Extracted records
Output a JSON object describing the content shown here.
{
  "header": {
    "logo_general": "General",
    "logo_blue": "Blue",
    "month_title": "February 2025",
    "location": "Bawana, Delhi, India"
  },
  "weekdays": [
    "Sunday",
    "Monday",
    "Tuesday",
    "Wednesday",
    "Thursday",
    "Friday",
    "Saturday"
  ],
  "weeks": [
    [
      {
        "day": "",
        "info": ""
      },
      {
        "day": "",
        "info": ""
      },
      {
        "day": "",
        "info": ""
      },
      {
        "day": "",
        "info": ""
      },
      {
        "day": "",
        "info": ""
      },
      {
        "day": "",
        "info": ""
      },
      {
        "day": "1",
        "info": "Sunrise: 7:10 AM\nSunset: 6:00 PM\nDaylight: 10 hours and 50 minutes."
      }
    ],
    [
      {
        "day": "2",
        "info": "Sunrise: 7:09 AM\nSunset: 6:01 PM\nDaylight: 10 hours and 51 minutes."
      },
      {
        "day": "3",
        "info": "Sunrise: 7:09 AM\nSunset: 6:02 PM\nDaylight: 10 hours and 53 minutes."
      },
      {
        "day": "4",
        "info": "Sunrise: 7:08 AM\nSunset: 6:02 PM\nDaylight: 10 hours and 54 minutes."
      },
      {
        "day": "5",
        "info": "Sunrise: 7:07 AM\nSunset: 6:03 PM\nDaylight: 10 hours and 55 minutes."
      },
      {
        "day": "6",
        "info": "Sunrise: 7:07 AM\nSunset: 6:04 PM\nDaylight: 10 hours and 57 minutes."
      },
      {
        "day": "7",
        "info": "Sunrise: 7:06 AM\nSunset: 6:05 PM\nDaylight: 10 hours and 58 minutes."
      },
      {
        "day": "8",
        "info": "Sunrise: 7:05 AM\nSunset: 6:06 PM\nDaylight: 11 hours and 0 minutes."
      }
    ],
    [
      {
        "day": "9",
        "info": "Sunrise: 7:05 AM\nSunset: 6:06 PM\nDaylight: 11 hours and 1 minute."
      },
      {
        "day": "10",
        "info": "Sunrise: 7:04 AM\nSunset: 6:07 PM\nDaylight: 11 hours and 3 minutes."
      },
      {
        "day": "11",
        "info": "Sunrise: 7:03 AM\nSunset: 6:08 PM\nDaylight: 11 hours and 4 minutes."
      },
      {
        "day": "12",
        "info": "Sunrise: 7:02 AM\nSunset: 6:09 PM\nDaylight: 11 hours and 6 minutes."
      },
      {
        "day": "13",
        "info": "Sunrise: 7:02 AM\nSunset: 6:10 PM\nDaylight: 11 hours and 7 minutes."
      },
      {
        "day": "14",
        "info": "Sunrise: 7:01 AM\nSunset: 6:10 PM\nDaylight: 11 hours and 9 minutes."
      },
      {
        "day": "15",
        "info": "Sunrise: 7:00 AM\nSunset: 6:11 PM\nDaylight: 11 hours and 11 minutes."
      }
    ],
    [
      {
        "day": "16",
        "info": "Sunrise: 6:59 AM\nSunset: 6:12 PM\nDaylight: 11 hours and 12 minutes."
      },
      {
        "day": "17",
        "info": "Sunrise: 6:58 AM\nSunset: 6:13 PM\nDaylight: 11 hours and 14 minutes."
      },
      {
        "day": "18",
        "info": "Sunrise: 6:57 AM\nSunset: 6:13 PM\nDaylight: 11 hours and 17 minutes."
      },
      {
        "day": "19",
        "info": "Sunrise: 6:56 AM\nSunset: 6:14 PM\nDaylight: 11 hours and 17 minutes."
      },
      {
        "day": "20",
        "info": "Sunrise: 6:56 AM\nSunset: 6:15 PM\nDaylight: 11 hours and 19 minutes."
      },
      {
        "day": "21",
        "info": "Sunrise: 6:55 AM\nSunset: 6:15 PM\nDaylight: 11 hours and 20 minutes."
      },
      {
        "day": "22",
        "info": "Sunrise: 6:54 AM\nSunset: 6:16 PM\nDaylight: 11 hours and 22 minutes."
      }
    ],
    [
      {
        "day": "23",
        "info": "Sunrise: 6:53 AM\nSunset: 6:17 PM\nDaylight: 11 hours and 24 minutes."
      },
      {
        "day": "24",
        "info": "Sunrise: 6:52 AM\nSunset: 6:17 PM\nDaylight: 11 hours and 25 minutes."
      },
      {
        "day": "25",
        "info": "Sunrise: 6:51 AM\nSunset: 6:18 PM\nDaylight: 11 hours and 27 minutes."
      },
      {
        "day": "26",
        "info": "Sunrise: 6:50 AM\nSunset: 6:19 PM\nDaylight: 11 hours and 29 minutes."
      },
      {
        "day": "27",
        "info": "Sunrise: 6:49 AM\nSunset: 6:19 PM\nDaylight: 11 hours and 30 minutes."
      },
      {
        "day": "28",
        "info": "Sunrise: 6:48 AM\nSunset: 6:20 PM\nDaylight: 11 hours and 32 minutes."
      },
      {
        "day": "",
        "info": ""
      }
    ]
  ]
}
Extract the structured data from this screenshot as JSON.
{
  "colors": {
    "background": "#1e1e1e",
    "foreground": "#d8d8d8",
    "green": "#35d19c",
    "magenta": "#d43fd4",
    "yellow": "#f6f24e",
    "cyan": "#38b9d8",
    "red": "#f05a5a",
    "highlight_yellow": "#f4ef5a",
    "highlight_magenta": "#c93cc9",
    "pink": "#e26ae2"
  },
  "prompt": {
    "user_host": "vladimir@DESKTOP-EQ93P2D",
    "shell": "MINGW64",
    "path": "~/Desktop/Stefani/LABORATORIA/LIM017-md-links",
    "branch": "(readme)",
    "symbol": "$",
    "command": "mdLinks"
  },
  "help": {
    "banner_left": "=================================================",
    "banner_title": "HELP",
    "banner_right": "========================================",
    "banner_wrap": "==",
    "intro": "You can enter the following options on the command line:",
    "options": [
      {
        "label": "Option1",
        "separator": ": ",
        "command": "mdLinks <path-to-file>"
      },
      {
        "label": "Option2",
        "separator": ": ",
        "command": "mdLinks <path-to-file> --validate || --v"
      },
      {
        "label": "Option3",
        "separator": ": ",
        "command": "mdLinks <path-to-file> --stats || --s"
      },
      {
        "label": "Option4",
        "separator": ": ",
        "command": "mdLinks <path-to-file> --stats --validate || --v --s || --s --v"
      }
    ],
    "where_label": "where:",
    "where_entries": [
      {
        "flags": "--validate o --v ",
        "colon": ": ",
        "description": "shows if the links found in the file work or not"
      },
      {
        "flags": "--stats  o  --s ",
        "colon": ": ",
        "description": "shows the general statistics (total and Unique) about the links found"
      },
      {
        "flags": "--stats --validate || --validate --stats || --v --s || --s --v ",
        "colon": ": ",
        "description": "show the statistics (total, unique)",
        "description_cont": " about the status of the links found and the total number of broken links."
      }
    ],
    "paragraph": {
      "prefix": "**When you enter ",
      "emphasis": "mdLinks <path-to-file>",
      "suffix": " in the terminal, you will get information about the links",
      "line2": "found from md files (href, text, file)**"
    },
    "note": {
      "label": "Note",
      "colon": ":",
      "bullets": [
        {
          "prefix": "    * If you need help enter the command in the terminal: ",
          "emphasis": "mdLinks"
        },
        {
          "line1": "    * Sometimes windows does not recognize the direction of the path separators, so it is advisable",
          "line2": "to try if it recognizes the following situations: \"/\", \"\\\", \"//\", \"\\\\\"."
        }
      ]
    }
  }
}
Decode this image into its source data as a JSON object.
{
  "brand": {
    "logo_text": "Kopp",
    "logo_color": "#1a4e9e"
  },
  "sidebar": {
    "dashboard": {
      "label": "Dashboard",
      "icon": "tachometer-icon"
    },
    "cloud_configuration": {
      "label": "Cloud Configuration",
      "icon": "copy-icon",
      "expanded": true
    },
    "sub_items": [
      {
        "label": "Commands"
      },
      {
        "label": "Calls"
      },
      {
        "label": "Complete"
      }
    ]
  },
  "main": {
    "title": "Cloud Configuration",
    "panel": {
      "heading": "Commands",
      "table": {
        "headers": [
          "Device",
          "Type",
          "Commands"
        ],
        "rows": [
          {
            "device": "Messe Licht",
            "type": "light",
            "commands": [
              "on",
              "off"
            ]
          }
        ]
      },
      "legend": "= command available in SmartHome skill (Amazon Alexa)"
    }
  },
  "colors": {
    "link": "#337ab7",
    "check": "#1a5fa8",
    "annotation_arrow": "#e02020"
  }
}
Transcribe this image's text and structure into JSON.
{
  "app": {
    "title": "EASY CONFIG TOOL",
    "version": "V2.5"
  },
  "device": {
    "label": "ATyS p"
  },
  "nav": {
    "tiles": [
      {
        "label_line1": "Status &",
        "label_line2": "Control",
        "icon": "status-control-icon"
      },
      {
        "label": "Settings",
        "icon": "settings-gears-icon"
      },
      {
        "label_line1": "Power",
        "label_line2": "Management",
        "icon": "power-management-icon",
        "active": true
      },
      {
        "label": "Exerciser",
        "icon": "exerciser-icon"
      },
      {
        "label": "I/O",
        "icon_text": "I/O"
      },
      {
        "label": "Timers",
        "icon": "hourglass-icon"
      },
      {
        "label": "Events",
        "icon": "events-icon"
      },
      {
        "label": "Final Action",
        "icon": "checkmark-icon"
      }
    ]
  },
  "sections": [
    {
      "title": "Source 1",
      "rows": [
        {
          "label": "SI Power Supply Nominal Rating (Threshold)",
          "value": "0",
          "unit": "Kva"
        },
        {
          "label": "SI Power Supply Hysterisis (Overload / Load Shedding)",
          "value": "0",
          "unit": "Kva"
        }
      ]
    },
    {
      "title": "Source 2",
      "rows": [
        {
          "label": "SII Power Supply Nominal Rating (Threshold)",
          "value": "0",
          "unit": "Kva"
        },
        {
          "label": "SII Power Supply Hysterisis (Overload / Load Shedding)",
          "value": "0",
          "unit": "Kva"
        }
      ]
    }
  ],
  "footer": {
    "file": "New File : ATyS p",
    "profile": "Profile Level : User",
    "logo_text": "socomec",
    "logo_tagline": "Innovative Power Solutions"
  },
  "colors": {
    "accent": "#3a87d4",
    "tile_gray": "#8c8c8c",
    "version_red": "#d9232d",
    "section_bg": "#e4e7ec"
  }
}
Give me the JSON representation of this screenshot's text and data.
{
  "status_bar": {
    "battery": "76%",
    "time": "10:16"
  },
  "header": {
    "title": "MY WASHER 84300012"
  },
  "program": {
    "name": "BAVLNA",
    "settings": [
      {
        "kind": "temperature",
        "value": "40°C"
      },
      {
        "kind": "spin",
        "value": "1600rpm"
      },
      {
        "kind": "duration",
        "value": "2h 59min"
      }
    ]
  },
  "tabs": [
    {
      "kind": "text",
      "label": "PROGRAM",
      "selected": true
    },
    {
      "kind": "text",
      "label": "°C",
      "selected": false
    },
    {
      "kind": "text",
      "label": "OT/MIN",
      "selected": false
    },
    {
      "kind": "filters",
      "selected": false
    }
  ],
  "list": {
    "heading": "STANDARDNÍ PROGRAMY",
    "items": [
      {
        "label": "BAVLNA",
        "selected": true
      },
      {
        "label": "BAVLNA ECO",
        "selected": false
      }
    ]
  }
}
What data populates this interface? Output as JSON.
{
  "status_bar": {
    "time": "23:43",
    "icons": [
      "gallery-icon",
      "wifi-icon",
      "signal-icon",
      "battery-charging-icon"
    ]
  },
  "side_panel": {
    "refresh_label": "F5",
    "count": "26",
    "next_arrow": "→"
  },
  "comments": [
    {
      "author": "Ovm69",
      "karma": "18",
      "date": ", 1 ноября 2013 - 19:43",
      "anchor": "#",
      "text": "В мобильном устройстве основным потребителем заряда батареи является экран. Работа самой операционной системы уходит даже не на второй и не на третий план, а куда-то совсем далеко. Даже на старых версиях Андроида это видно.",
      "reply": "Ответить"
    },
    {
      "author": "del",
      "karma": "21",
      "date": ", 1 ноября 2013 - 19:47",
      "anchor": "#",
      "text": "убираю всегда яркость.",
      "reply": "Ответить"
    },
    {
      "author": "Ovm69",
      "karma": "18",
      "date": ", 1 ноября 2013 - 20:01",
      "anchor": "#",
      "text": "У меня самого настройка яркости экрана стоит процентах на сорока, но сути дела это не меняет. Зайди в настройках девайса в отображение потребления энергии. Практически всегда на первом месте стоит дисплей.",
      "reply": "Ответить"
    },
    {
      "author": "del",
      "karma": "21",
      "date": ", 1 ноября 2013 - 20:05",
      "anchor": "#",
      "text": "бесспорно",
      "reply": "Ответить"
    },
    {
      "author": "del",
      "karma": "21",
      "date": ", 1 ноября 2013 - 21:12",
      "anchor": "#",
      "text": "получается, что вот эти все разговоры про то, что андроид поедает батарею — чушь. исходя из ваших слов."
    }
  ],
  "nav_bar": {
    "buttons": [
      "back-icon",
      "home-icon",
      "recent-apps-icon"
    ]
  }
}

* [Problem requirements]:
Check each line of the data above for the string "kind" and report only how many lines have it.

* [Reply]:
7